The young financial advisor was genuinely learning to love Jesus. Though he hadn’t grown up in a religious family, he was fascinated by the message of this strange, wonderful, enigmatic Man. For many years he had been aware that something was missing from his life, and he was convinced he had found the missing piece in Jesus. During an Easter service at the exciting, growing church he attended, he prayed to receive Jesus and was baptized the next week.

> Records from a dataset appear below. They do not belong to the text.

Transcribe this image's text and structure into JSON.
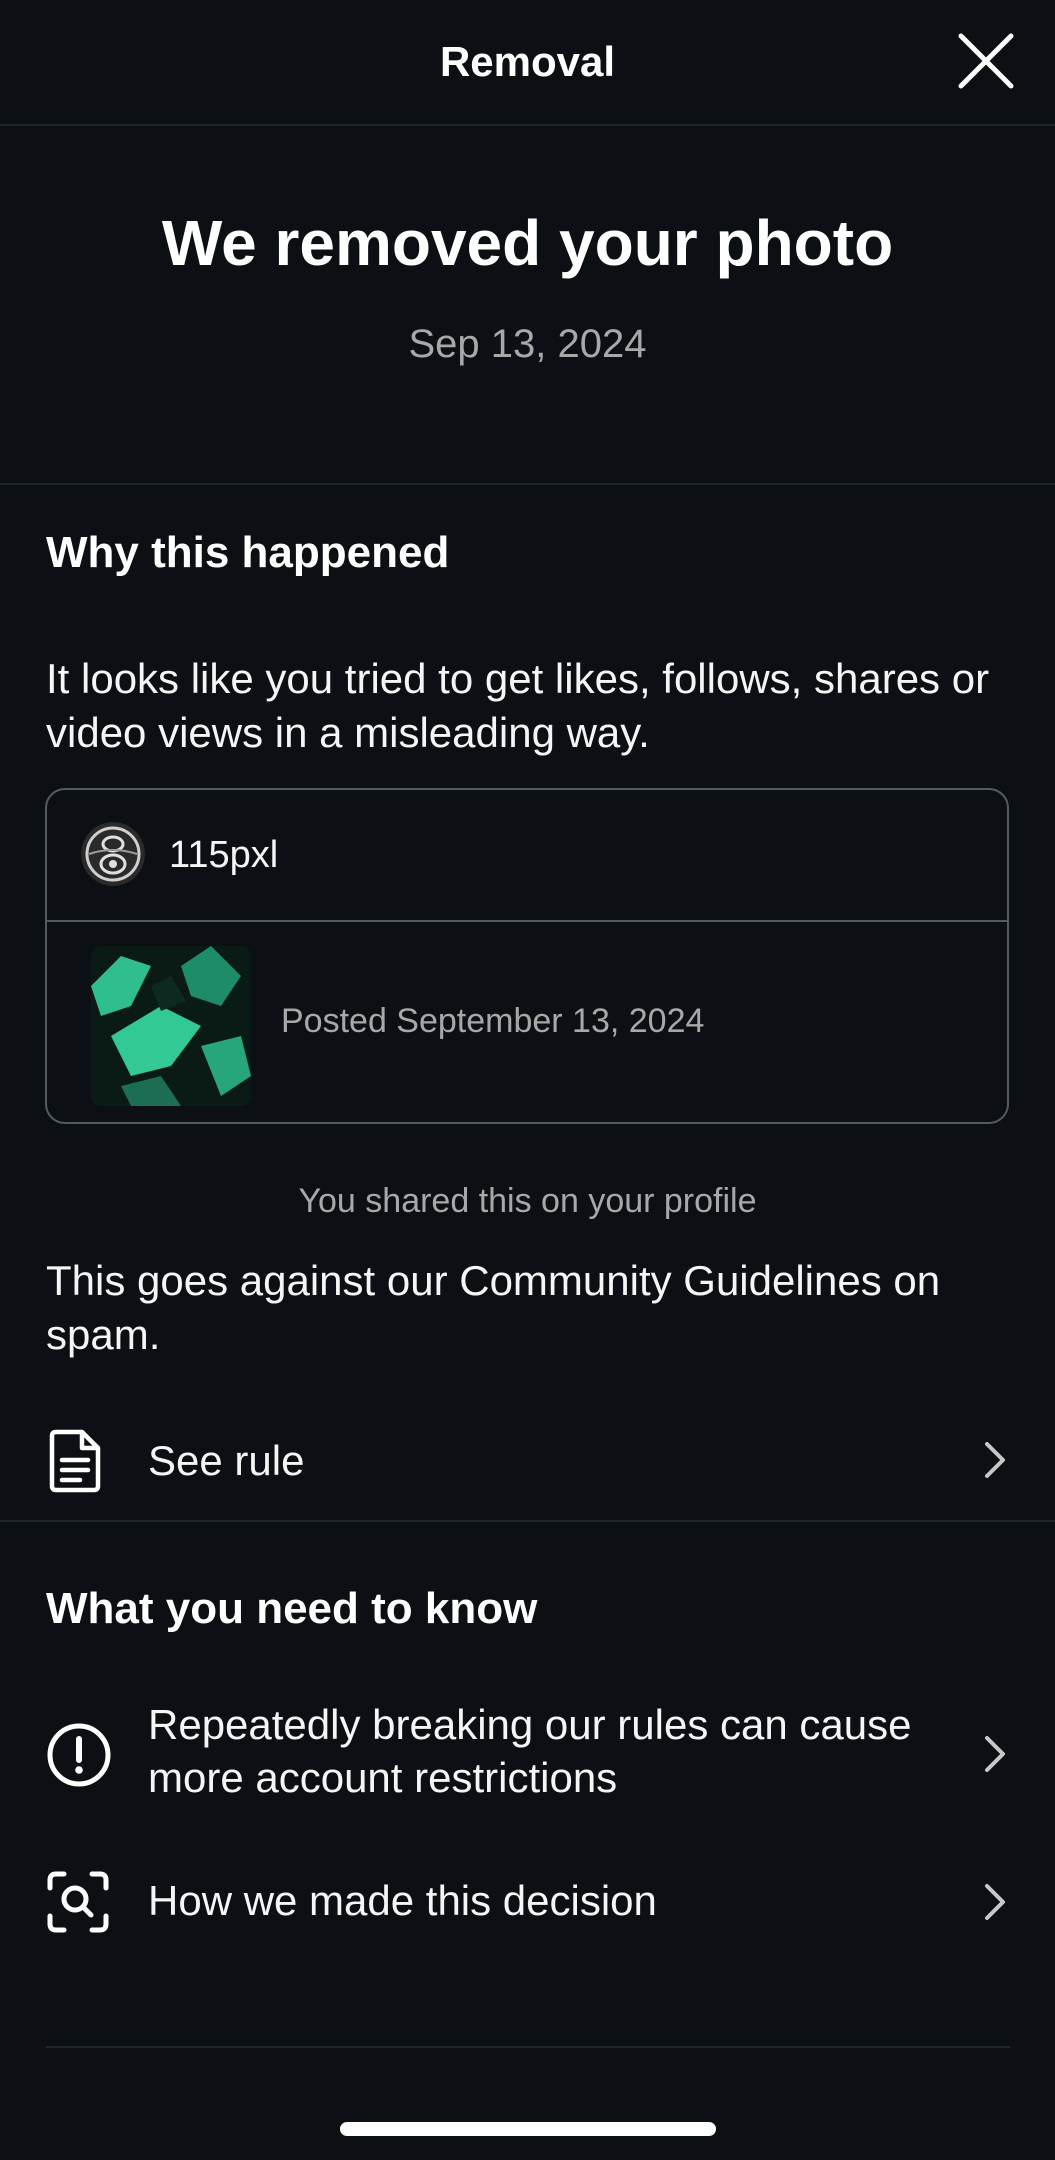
{
  "header": {
    "title": "Removal"
  },
  "hero": {
    "title": "We removed your photo",
    "date": "Sep 13, 2024"
  },
  "why": {
    "heading": "Why this happened",
    "explanation": "It looks like you tried to get likes, follows, shares or video views in a misleading way."
  },
  "post_card": {
    "username": "115pxl",
    "posted_text": "Posted September 13, 2024"
  },
  "shared_caption": "You shared this on your profile",
  "guideline_text": "This goes against our Community Guidelines on spam.",
  "see_rule": {
    "label": "See rule",
    "icon": "document-icon"
  },
  "need_to_know": {
    "heading": "What you need to know",
    "items": [
      {
        "label": "Repeatedly breaking our rules can cause more account restrictions",
        "icon": "exclamation-circle-icon"
      },
      {
        "label": "How we made this decision",
        "icon": "scan-search-icon"
      }
    ]
  },
  "colors": {
    "background": "#0c1014",
    "primary_text": "#f5f5f5",
    "secondary_text": "#a8a8a8",
    "border": "#565b60",
    "thumbnail_accent": "#2fbf8f"
  }
}
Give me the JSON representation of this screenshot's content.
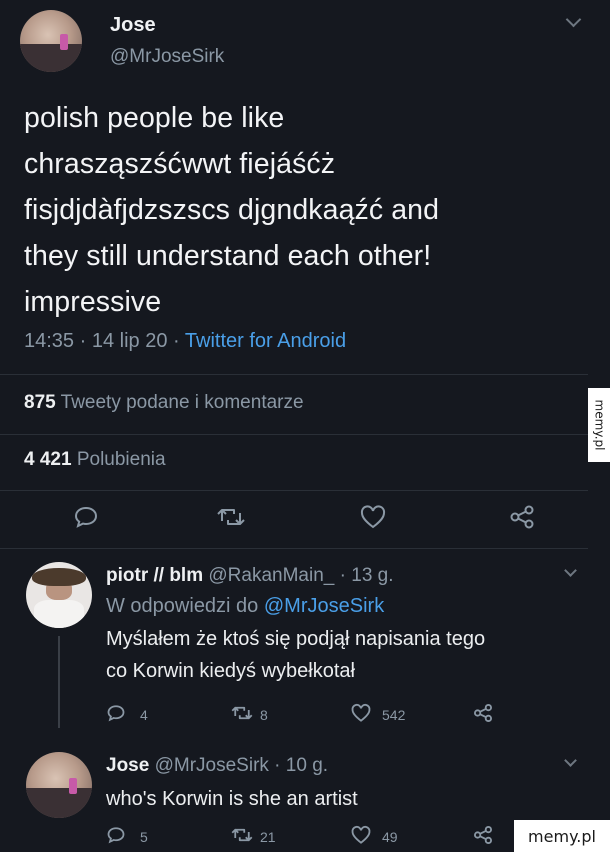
{
  "main_tweet": {
    "author_name": "Jose",
    "author_handle": "@MrJoseSirk",
    "text_lines": [
      "polish people be like",
      "chrasząszśćwwt fiejáśćż",
      "fisjdjdàfjdzszscs djgndkaąźć and",
      "they still understand each other!",
      "impressive"
    ],
    "time": "14:35",
    "date": "14 lip 20",
    "separator": "·",
    "source": "Twitter for Android",
    "retweets_count": "875",
    "retweets_label": "Tweety podane i komentarze",
    "likes_count": "4 421",
    "likes_label": "Polubienia"
  },
  "replies": [
    {
      "author_name": "piotr // blm",
      "author_handle": "@RakanMain_",
      "age": "· 13 g.",
      "in_reply_prefix": "W odpowiedzi do",
      "in_reply_mention": "@MrJoseSirk",
      "text_lines": [
        "Myślałem że ktoś się podjął napisania tego",
        "co Korwin kiedyś wybełkotał"
      ],
      "reply_count": "4",
      "retweet_count": "8",
      "like_count": "542"
    },
    {
      "author_name": "Jose",
      "author_handle": "@MrJoseSirk",
      "age": "· 10 g.",
      "text_lines": [
        "who's Korwin is she an artist"
      ],
      "reply_count": "5",
      "retweet_count": "21",
      "like_count": "49"
    }
  ],
  "watermarks": {
    "side": "memy.pl",
    "corner": "memy.pl"
  },
  "colors": {
    "background": "#15181f",
    "link_blue": "#4a9fe8",
    "muted_gray": "#8b98a5"
  },
  "icons": [
    "comment-icon",
    "retweet-icon",
    "like-icon",
    "share-icon",
    "chevron-down-icon"
  ]
}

Immediately he got into a small group. He started to volunteer at his church. He began to “take Jesus into the marketplace.” He re-organized his company around Christian principles. He took his family and many of his co-workers to church. He donated significant amounts of money to Christian causes. In later years, he even served as an elder at his church. He gave so much money that a wing of the new church building was named for him.
And when he died, he went to hell.

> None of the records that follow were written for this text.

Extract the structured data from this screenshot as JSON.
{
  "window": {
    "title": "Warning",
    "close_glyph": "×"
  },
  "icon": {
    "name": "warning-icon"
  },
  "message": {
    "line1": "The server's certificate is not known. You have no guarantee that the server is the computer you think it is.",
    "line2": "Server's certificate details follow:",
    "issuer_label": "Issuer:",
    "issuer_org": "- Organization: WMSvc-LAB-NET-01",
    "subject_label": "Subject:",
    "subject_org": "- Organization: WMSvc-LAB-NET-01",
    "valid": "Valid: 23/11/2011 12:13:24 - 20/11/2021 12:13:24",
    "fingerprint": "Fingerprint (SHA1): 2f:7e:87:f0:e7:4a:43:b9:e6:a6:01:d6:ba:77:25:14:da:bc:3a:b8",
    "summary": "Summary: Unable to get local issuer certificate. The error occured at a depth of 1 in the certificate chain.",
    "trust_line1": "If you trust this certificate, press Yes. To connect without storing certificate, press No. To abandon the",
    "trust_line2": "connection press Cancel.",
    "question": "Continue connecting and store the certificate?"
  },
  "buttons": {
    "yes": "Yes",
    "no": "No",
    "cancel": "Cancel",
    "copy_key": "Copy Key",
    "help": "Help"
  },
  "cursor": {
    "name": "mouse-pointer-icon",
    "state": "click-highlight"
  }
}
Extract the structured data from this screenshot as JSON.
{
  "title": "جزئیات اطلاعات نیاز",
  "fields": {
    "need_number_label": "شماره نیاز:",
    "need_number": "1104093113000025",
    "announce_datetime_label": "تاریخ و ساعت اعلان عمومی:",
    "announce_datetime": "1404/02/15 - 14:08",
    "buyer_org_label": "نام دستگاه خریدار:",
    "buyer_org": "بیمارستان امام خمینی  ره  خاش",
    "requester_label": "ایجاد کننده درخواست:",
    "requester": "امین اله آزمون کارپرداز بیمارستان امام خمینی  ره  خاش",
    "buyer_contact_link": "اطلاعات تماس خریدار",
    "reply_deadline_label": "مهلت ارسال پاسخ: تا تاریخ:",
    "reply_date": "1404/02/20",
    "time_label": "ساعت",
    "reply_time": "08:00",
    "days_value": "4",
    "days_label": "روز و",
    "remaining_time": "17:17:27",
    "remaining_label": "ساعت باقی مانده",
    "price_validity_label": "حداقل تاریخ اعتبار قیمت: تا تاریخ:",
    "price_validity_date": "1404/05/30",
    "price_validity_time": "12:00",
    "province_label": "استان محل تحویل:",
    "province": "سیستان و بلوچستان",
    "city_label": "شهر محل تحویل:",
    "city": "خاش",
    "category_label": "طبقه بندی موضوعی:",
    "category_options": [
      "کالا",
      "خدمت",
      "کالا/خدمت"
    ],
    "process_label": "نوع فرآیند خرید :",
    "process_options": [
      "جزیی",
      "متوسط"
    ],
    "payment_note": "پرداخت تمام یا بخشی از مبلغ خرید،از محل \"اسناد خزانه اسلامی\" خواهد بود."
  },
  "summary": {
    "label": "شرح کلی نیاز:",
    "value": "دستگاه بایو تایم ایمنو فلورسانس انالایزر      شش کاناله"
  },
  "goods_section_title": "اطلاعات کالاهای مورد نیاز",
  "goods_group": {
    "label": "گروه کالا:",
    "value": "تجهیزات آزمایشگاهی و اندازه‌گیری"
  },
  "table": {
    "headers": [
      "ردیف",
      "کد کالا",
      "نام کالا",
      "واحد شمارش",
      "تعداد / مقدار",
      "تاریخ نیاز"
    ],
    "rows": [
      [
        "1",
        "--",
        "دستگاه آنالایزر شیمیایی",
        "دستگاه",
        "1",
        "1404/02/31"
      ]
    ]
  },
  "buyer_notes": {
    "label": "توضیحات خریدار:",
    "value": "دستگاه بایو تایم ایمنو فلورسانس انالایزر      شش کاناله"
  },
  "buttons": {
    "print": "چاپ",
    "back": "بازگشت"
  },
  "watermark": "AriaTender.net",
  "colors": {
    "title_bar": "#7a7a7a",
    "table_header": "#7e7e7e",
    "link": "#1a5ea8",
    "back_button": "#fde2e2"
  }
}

Do you believe that is absurd? I have to admit, as I reread the above, it seems so to me, too. But the Gospel of Mark describes just such a man. A seeker of Jesus, Mark says, a “rich, young ruler of the Jews,” came to Jesus, expressing an earnest desire to be Jesus’ follower. By all accounts, he was sincere. He was certainly moral, and he was very responsible. Clearly he was drawn to Jesus. Mark even tells us that Jesus loved him, too. Yet, Jesus turned him away from eternal life. And as far as we know, he never returned.
Jesus had seen something in his heart, something invisible to everyone else but impossible to overlook for God. The man loved his money. Money held a place in his heart that God never could. Jesus exposed all this with one, simple demand: “One thing you lack: go, sell all that you have and give to the poor, and you will have treasure in heaven; and come, follow me” (Matt 19:21).

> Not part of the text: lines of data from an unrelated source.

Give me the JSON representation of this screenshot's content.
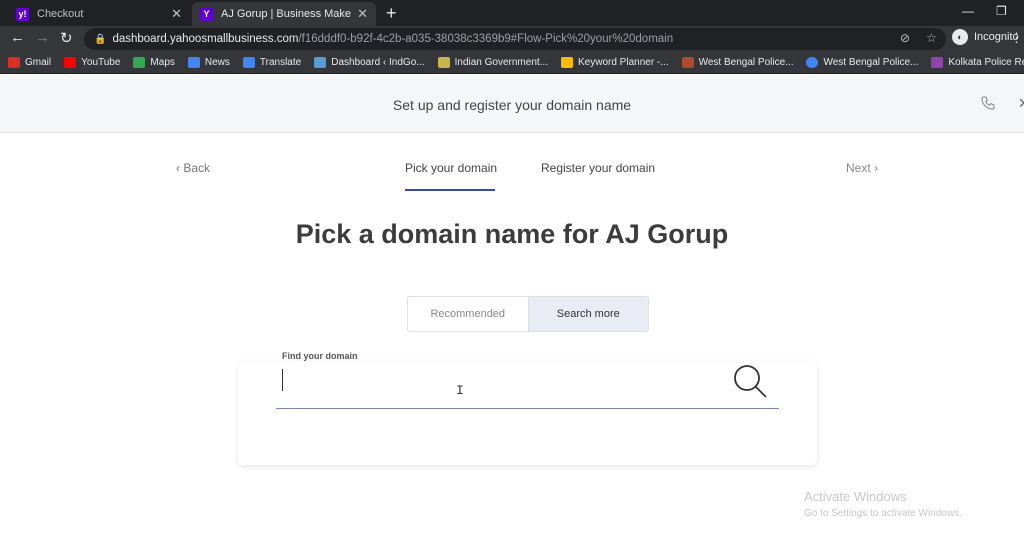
{
  "browser": {
    "tabs": [
      {
        "title": "Checkout",
        "favicon": "y!"
      },
      {
        "title": "AJ Gorup | Business Maker Dashb",
        "favicon": "Y"
      }
    ],
    "url_host": "dashboard.yahoosmallbusiness.com",
    "url_path": "/f16dddf0-b92f-4c2b-a035-38038c3369b9#Flow-Pick%20your%20domain",
    "incognito_label": "Incognito",
    "bookmarks": [
      {
        "label": "Gmail",
        "color": "#d93025"
      },
      {
        "label": "YouTube",
        "color": "#ff0000"
      },
      {
        "label": "Maps",
        "color": "#34a853"
      },
      {
        "label": "News",
        "color": "#4285f4"
      },
      {
        "label": "Translate",
        "color": "#4285f4"
      },
      {
        "label": "Dashboard ‹ IndGo...",
        "color": "#5b9bd5"
      },
      {
        "label": "Indian Government...",
        "color": "#c9b44a"
      },
      {
        "label": "Keyword Planner -...",
        "color": "#fbbc04"
      },
      {
        "label": "West Bengal Police...",
        "color": "#b04a2f"
      },
      {
        "label": "West Bengal Police...",
        "color": "#4285f4"
      },
      {
        "label": "Kolkata Police Recr...",
        "color": "#8e44ad"
      }
    ]
  },
  "header": {
    "title": "Set up and register your domain name"
  },
  "nav": {
    "back": "Back",
    "next": "Next",
    "steps": [
      "Pick your domain",
      "Register your domain"
    ]
  },
  "main": {
    "title": "Pick a domain name for AJ Gorup"
  },
  "toggle": {
    "options": [
      "Recommended",
      "Search more"
    ],
    "selected": "Search more"
  },
  "search": {
    "label": "Find your domain",
    "value": ""
  },
  "watermark": {
    "line1": "Activate Windows",
    "line2": "Go to Settings to activate Windows."
  },
  "colors": {
    "accent": "#3a4aa8",
    "yahoo_purple": "#6001d2"
  }
}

I cannot see into someone’s heart like Jesus did, and so I could never make that same demand of a seeker. Nowhere does the Bible make actually giving away all your possessions a prerequisite for following Jesus, and we can’t add stipulations and demands to Jesus’ invitation, no matter our intentions.
This story makes clear, however, that if we come to Jesus’ nothing can be off-limits. Absolutely nothing. To possess Jesus, you must be willing to let everything else go to follow Him. We don’t approach Him to negotiate eternal life; we approach Him in total surrender. As C. S. Lewis famously said, “We don’t come to Him as bad people trying to become good people; we come as rebels to lay down our arms.”